Brief |
Set the listing down exactly; no pictures.

Data provided |
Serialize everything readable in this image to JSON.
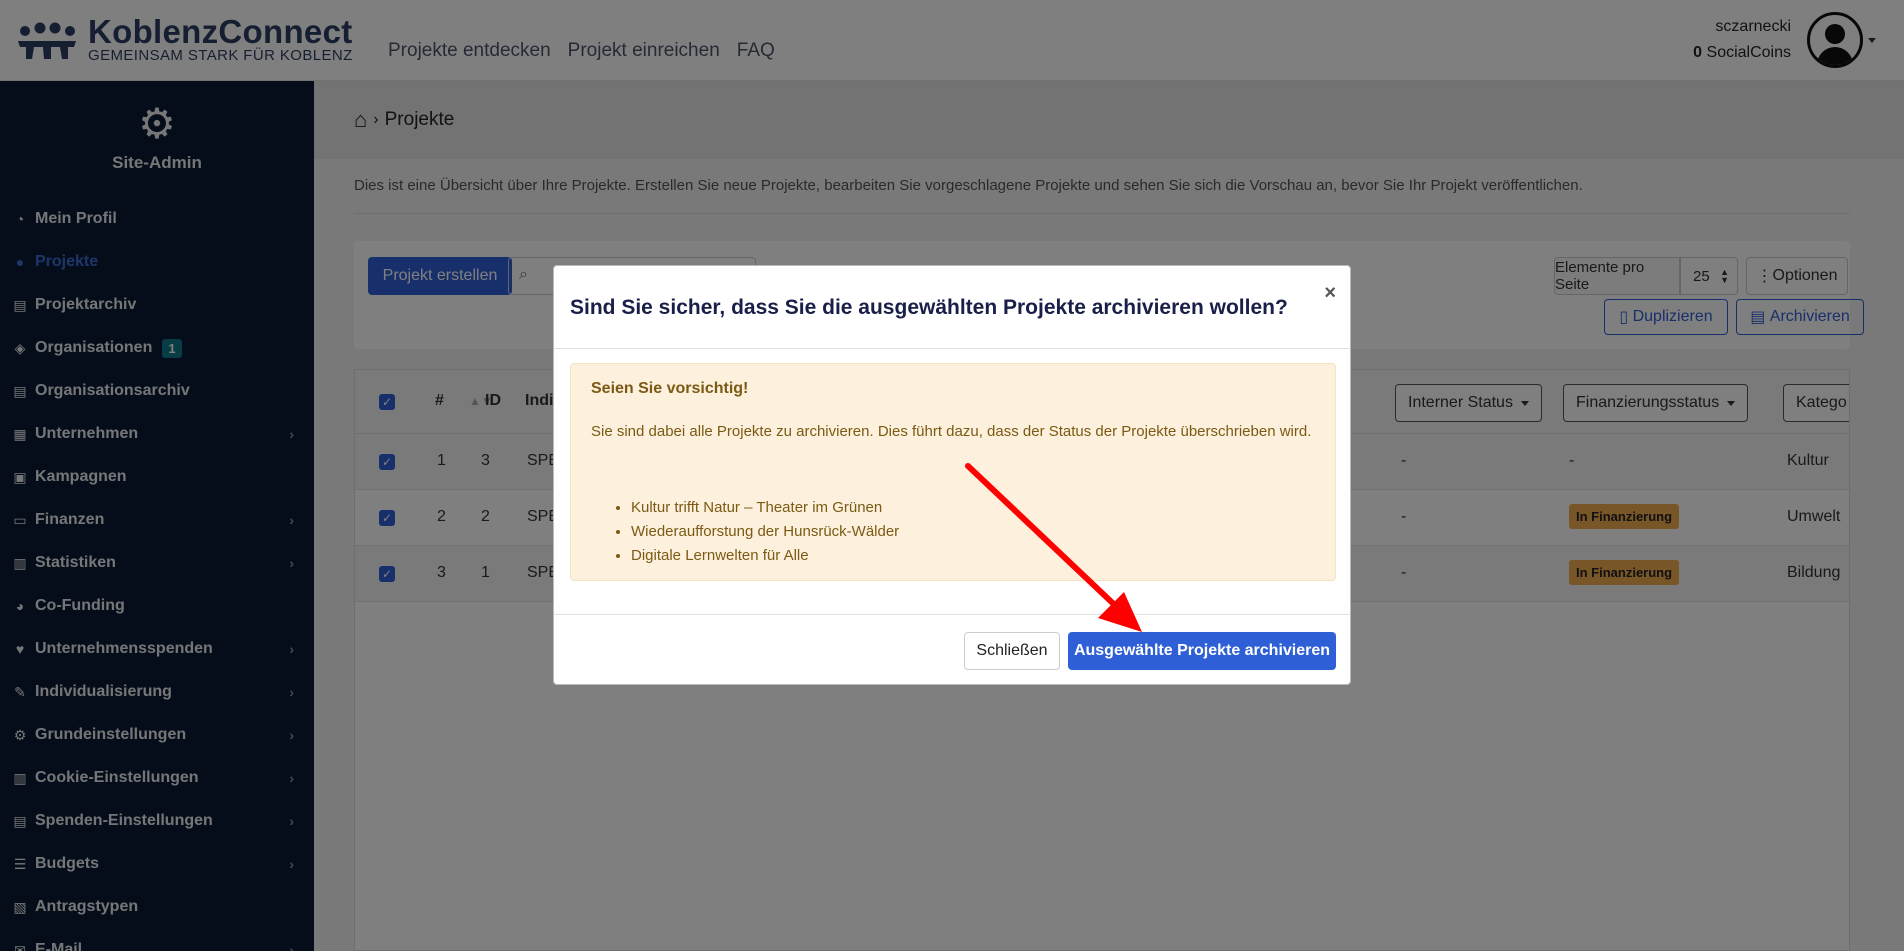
{
  "brand": {
    "title": "KoblenzConnect",
    "subtitle": "GEMEINSAM STARK FÜR KOBLENZ"
  },
  "topnav": [
    "Projekte entdecken",
    "Projekt einreichen",
    "FAQ"
  ],
  "user": {
    "name": "sczarnecki",
    "coins_value": "0",
    "coins_label": "SocialCoins"
  },
  "sidebar": {
    "title": "Site-Admin",
    "items": [
      {
        "label": "Mein Profil",
        "icon": "gauge-icon"
      },
      {
        "label": "Projekte",
        "icon": "map-pin-icon"
      },
      {
        "label": "Projektarchiv",
        "icon": "archive-icon"
      },
      {
        "label": "Organisationen",
        "icon": "shield-icon",
        "badge": "1"
      },
      {
        "label": "Organisationsarchiv",
        "icon": "archive-icon"
      },
      {
        "label": "Unternehmen",
        "icon": "building-icon"
      },
      {
        "label": "Kampagnen",
        "icon": "grid-icon"
      },
      {
        "label": "Finanzen",
        "icon": "money-icon"
      },
      {
        "label": "Statistiken",
        "icon": "chart-icon"
      },
      {
        "label": "Co-Funding",
        "icon": "pie-icon"
      },
      {
        "label": "Unternehmensspenden",
        "icon": "hand-icon"
      },
      {
        "label": "Individualisierung",
        "icon": "magic-icon"
      },
      {
        "label": "Grundeinstellungen",
        "icon": "gears-icon"
      },
      {
        "label": "Cookie-Einstellungen",
        "icon": "chart-icon"
      },
      {
        "label": "Spenden-Einstellungen",
        "icon": "archive-icon"
      },
      {
        "label": "Budgets",
        "icon": "list-icon"
      },
      {
        "label": "Antragstypen",
        "icon": "file-icon"
      },
      {
        "label": "E-Mail",
        "icon": "mail-icon"
      }
    ]
  },
  "breadcrumb": {
    "current": "Projekte"
  },
  "intro": "Dies ist eine Übersicht über Ihre Projekte. Erstellen Sie neue Projekte, bearbeiten Sie vorgeschlagene Projekte und sehen Sie sich die Vorschau an, bevor Sie Ihr Projekt veröffentlichen.",
  "toolbar": {
    "create": "Projekt erstellen",
    "per_page_label": "Elemente pro Seite",
    "per_page_value": "25",
    "options": "Optionen",
    "duplicate": "Duplizieren",
    "archive": "Archivieren"
  },
  "table": {
    "headers": {
      "num": "#",
      "id": "ID",
      "title": "Indi",
      "internal_status": "Interner Status",
      "funding_status": "Finanzierungsstatus",
      "category": "Katego"
    },
    "rows": [
      {
        "num": "1",
        "id": "3",
        "title": "SPE",
        "internal": "-",
        "funding": "-",
        "category": "Kultur"
      },
      {
        "num": "2",
        "id": "2",
        "title": "SPE",
        "internal": "-",
        "funding": "In Finanzierung",
        "category": "Umwelt"
      },
      {
        "num": "3",
        "id": "1",
        "title": "SPE",
        "internal": "-",
        "funding": "In Finanzierung",
        "category": "Bildung"
      }
    ]
  },
  "modal": {
    "title": "Sind Sie sicher, dass Sie die ausgewählten Projekte archivieren wollen?",
    "close_symbol": "×",
    "alert_title": "Seien Sie vorsichtig!",
    "alert_text": "Sie sind dabei alle Projekte zu archivieren. Dies führt dazu, dass der Status der Projekte überschrieben wird.",
    "projects": [
      "Kultur trifft Natur – Theater im Grünen",
      "Wiederaufforstung der Hunsrück-Wälder",
      "Digitale Lernwelten für Alle"
    ],
    "close_button": "Schließen",
    "confirm_button": "Ausgewählte Projekte archivieren"
  },
  "colors": {
    "primary": "#2f5fd6",
    "sidebar_bg": "#0d1b34",
    "warning": "#f0ad4e",
    "annotation_arrow": "#ff0000"
  }
}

Answer to the problem |
Serialize everything readable in this image to JSON.
{
  "brand": {
    "title": "KoblenzConnect",
    "subtitle": "GEMEINSAM STARK FÜR KOBLENZ"
  },
  "topnav": [
    "Projekte entdecken",
    "Projekt einreichen",
    "FAQ"
  ],
  "user": {
    "name": "sczarnecki",
    "coins_value": "0",
    "coins_label": "SocialCoins"
  },
  "sidebar": {
    "title": "Site-Admin",
    "items": [
      {
        "label": "Mein Profil",
        "icon": "gauge-icon"
      },
      {
        "label": "Projekte",
        "icon": "map-pin-icon"
      },
      {
        "label": "Projektarchiv",
        "icon": "archive-icon"
      },
      {
        "label": "Organisationen",
        "icon": "shield-icon",
        "badge": "1"
      },
      {
        "label": "Organisationsarchiv",
        "icon": "archive-icon"
      },
      {
        "label": "Unternehmen",
        "icon": "building-icon"
      },
      {
        "label": "Kampagnen",
        "icon": "grid-icon"
      },
      {
        "label": "Finanzen",
        "icon": "money-icon"
      },
      {
        "label": "Statistiken",
        "icon": "chart-icon"
      },
      {
        "label": "Co-Funding",
        "icon": "pie-icon"
      },
      {
        "label": "Unternehmensspenden",
        "icon": "hand-icon"
      },
      {
        "label": "Individualisierung",
        "icon": "magic-icon"
      },
      {
        "label": "Grundeinstellungen",
        "icon": "gears-icon"
      },
      {
        "label": "Cookie-Einstellungen",
        "icon": "chart-icon"
      },
      {
        "label": "Spenden-Einstellungen",
        "icon": "archive-icon"
      },
      {
        "label": "Budgets",
        "icon": "list-icon"
      },
      {
        "label": "Antragstypen",
        "icon": "file-icon"
      },
      {
        "label": "E-Mail",
        "icon": "mail-icon"
      }
    ]
  },
  "breadcrumb": {
    "current": "Projekte"
  },
  "intro": "Dies ist eine Übersicht über Ihre Projekte. Erstellen Sie neue Projekte, bearbeiten Sie vorgeschlagene Projekte und sehen Sie sich die Vorschau an, bevor Sie Ihr Projekt veröffentlichen.",
  "toolbar": {
    "create": "Projekt erstellen",
    "per_page_label": "Elemente pro Seite",
    "per_page_value": "25",
    "options": "Optionen",
    "duplicate": "Duplizieren",
    "archive": "Archivieren"
  },
  "table": {
    "headers": {
      "num": "#",
      "id": "ID",
      "title": "Indi",
      "internal_status": "Interner Status",
      "funding_status": "Finanzierungsstatus",
      "category": "Katego"
    },
    "rows": [
      {
        "num": "1",
        "id": "3",
        "title": "SPE",
        "internal": "-",
        "funding": "-",
        "category": "Kultur"
      },
      {
        "num": "2",
        "id": "2",
        "title": "SPE",
        "internal": "-",
        "funding": "In Finanzierung",
        "category": "Umwelt"
      },
      {
        "num": "3",
        "id": "1",
        "title": "SPE",
        "internal": "-",
        "funding": "In Finanzierung",
        "category": "Bildung"
      }
    ]
  },
  "modal": {
    "title": "Sind Sie sicher, dass Sie die ausgewählten Projekte archivieren wollen?",
    "close_symbol": "×",
    "alert_title": "Seien Sie vorsichtig!",
    "alert_text": "Sie sind dabei alle Projekte zu archivieren. Dies führt dazu, dass der Status der Projekte überschrieben wird.",
    "projects": [
      "Kultur trifft Natur – Theater im Grünen",
      "Wiederaufforstung der Hunsrück-Wälder",
      "Digitale Lernwelten für Alle"
    ],
    "close_button": "Schließen",
    "confirm_button": "Ausgewählte Projekte archivieren"
  },
  "colors": {
    "primary": "#2f5fd6",
    "sidebar_bg": "#0d1b34",
    "warning": "#f0ad4e",
    "annotation_arrow": "#ff0000"
  }
}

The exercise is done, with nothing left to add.